The hog price rally that I wrote about two weeks ago has now carried U.S. farm-level hog prices to near-record highs (see Figure 1). This week will almost surely beat last week’s $82.04 national negotiated net price for the high for 2008. Thursday’s price was $84.04. The only prices between these and a clear-cut all-time record are those of the summer of 1990 when live prices reached a level just over $89 on a carcass weight basis.
At a meeting this week, a woman asked a very good question – one you will likely hear fairly often if these prices remain high. She asked: “How can we argue that higher corn prices due to ethanol are causing these higher hog prices?” The answer is: “We can’t.” And, I would add: “We shouldn’t even try!”
I firmly believe that we are headed for higher hog and pork prices in 2009 and beyond because our costs will be higher. Part of that increase is feed costs, but some of it is also higher costs for buildings and capital costs. The latter of those is not due to interest rates, but rather due to the dramatically higher amount of capital that will be required to raise pigs.
Ethanol is primarily responsible for the higher feed costs we see today and will continue to see in the future. Prices must rise to cover those costs. They simply have to.
But this price rally is not being driven by costs. Cost-driven price rallies are caused by lower production. Slaughter is still running 6% higher than last year with year-to-date slaughter still 10% higher than in 2007 (Figure 2).
This rally is being driven by demand, pure and simple. Further, it is being driven by export demand. University of Missouri professor Glenn Grimes’ index of domestic consumer-level demand was down again in June, falling to -2.3% from the 2007 level. (You might recall that May’s index was down 1.9%). This only leaves exports and by-products as possible sources of strength for live hog demand; by-product values are highly dependent on export trade.

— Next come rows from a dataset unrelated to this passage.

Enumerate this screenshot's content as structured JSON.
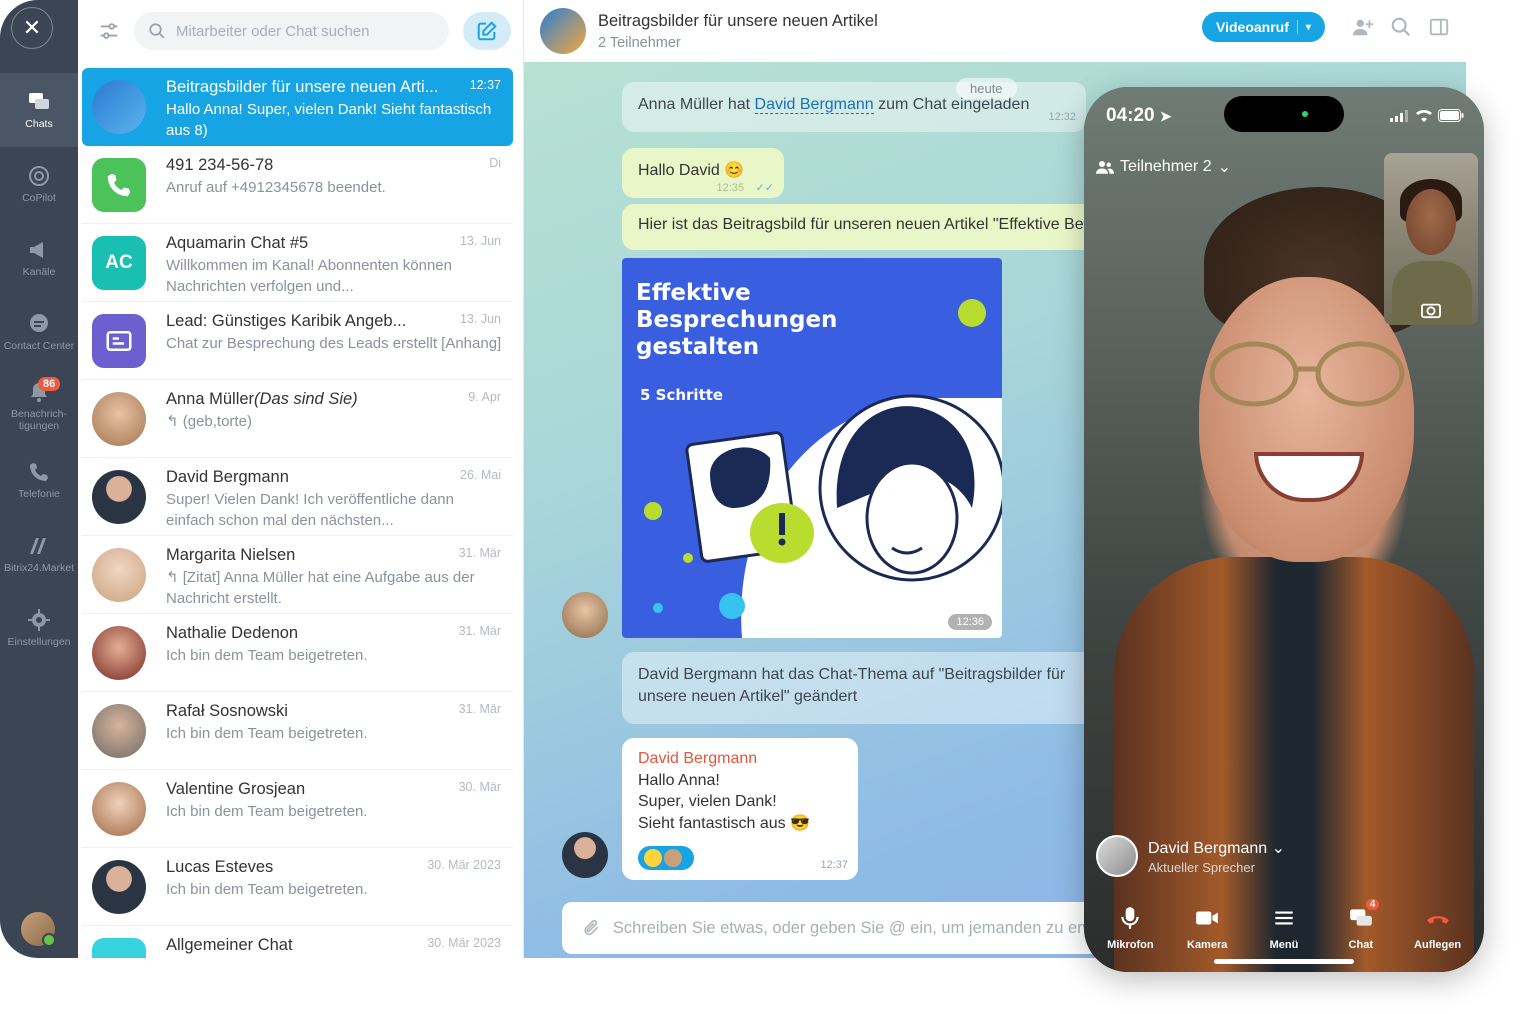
{
  "rail": {
    "items": [
      {
        "label": "Chats"
      },
      {
        "label": "CoPilot"
      },
      {
        "label": "Kanäle"
      },
      {
        "label": "Contact Center"
      },
      {
        "label": "Benachrich-\ntigungen",
        "badge": "86"
      },
      {
        "label": "Telefonie"
      },
      {
        "label": "Bitrix24.Market"
      },
      {
        "label": "Einstellungen"
      }
    ]
  },
  "search": {
    "placeholder": "Mitarbeiter oder Chat suchen"
  },
  "chats": [
    {
      "name": "Beitragsbilder für unsere neuen Arti...",
      "time": "12:37",
      "preview": "Hallo Anna! Super, vielen Dank! Sieht fantastisch aus 8)"
    },
    {
      "name": "491 234-56-78",
      "time": "Di",
      "preview": "Anruf auf +4912345678 beendet."
    },
    {
      "name": "Aquamarin Chat #5",
      "time": "13. Jun",
      "preview": "Willkommen im Kanal! Abonnenten können Nachrichten verfolgen und...",
      "initials": "AC"
    },
    {
      "name": "Lead: Günstiges Karibik Angeb...",
      "time": "13. Jun",
      "preview": "Chat zur Besprechung des Leads erstellt [Anhang]"
    },
    {
      "name": "Anna Müller",
      "name_suffix": "(Das sind Sie)",
      "time": "9. Apr",
      "preview": "↰ (geb,torte)"
    },
    {
      "name": "David Bergmann",
      "time": "26. Mai",
      "preview": "Super! Vielen Dank! Ich veröffentliche dann einfach schon mal den nächsten..."
    },
    {
      "name": "Margarita Nielsen",
      "time": "31. Mär",
      "preview": "↰ [Zitat] Anna Müller hat eine Aufgabe aus der Nachricht erstellt."
    },
    {
      "name": "Nathalie Dedenon",
      "time": "31. Mär",
      "preview": "Ich bin dem Team beigetreten."
    },
    {
      "name": "Rafał Sosnowski",
      "time": "31. Mär",
      "preview": "Ich bin dem Team beigetreten."
    },
    {
      "name": "Valentine Grosjean",
      "time": "30. Mär",
      "preview": "Ich bin dem Team beigetreten."
    },
    {
      "name": "Lucas Esteves",
      "time": "30. Mär 2023",
      "preview": "Ich bin dem Team beigetreten."
    },
    {
      "name": "Allgemeiner Chat",
      "time": "30. Mär 2023",
      "preview": ""
    }
  ],
  "header": {
    "title": "Beitragsbilder für unsere neuen Artikel",
    "subtitle": "2 Teilnehmer",
    "video_button": "Videoanruf"
  },
  "messages": {
    "date": "heute",
    "sys1_prefix": "Anna Müller hat ",
    "sys1_link": "David Bergmann",
    "sys1_suffix": " zum Chat eingeladen",
    "sys1_time": "12:32",
    "hello": "Hallo David 😊",
    "hello_time": "12:35",
    "article": "Hier ist das Beitragsbild für unseren neuen Artikel \"Effektive Besprechungen gestalten\"",
    "image_title": "Effektive Besprechungen gestalten",
    "image_sub": "5 Schritte",
    "image_time": "12:36",
    "topic": "David Bergmann hat das Chat-Thema auf \"Beitragsbilder für unsere neuen Artikel\" geändert",
    "reply_name": "David Bergmann",
    "reply_l1": "Hallo Anna!",
    "reply_l2": "Super, vielen Dank!",
    "reply_l3": "Sieht fantastisch aus 😎",
    "reply_time": "12:37"
  },
  "composer": {
    "placeholder": "Schreiben Sie etwas, oder geben Sie @ ein, um jemanden zu erwähnen"
  },
  "phone": {
    "time": "04:20",
    "participants": "Teilnehmer 2",
    "speaker_name": "David Bergmann",
    "speaker_role": "Aktueller Sprecher",
    "controls": [
      {
        "label": "Mikrofon"
      },
      {
        "label": "Kamera"
      },
      {
        "label": "Menü"
      },
      {
        "label": "Chat",
        "badge": "4"
      },
      {
        "label": "Auflegen"
      }
    ]
  },
  "colors": {
    "accent": "#17a4e4",
    "rail": "#3b4554",
    "badge": "#f15a3e",
    "hangup": "#f15a3e"
  }
}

We will get a more quantified read on this situation when June export data and July retail price data are released on Aug. 13 and 14, respectively. But I think wholesale pork prices clearly tell the story. Notice in Figure 3 that prices for the more “American” wholesale cuts (loins, butts, spareribs and bellies) have moved sideways or downward since hitting their seasonal peaks in mid-May.
On the other hand, the more “export-oriented” cuts, at least for this time of year, have kept rising steadily since that time. In fact, prices of these export cuts began a steady climb at the beginning of this year and the climb shows little sign of slowing. I do not recall ever seeing the prices of all of the major wholesale pork cuts falling within this tight of a price range. One of the benefits of trade is the ability to sell less-preferred cuts in markets that value them more. The beauty of the deal is that, in doing so, we offer consumers in those markets something they want and need. If not, they would not be buying.
RFS Waiver Request Nixed
Those are the good news items for this week and they are indeed good. The bad news item is yesterday’s announcement by the Environmental Protection Agency (EPA) that it has denied Texas Governor Rick Parry’s petition for a partial waiver of the renewable fuel standard (RFS) mandate for biofuels. In making the announcement, EPA Administrator Stephen Johnson said that the evidence did not support the claim that the RFS would cause “severe harm” to the economy or the environment. He did point out that EPA concluded that biofuels had been a cause of higher corn prices, but he also concluded that the RFS mandate, specifically, had not been a factor in those higher prices.
Technically, he is correct. The RFS has not actually caused fuel blenders to use more ethanol than they would otherwise have used. In economic-speak, “the constraint has not been binding.” Ethanol output has stayed ahead of the mandated level – sort of. This year’s production may actually be just short of the mandated 9-billion-gallon level, but blenders can apparently use credits (called RINs) they have received for above-mandate blending in past years to satisfy the shortfall this year. We may hear more about these RINs in the future.
Regardless, the RFS has contributed to the growth of the ethanol industry and, therefore, higher corn prices by guaranteeing a government-enforced growing market for ethanol. The RFS says that blenders will be required to use (translated: BUY) 10.5 billion gallons of ethanol in 2009, 12 billion in 2010, and then 0.6 billion gallons more each year until 2015, when the requirement levels out at 15 billion gallons.
What would pork producers and packers do if the government said that retailers and restaurants would be required by law to use 5% more pork each year for the next six years? Do you think that might spur a building boom for hog farms and processing plants? A guaranteed growing market is the stuff of business managers’ dreams. But government fiat does not necessarily make good economic sense. Let’s hope those dreams do not turn to nightmares.
Click to view graphs.
Steve R. Meyer, Ph.D.
Paragon Economics, Inc.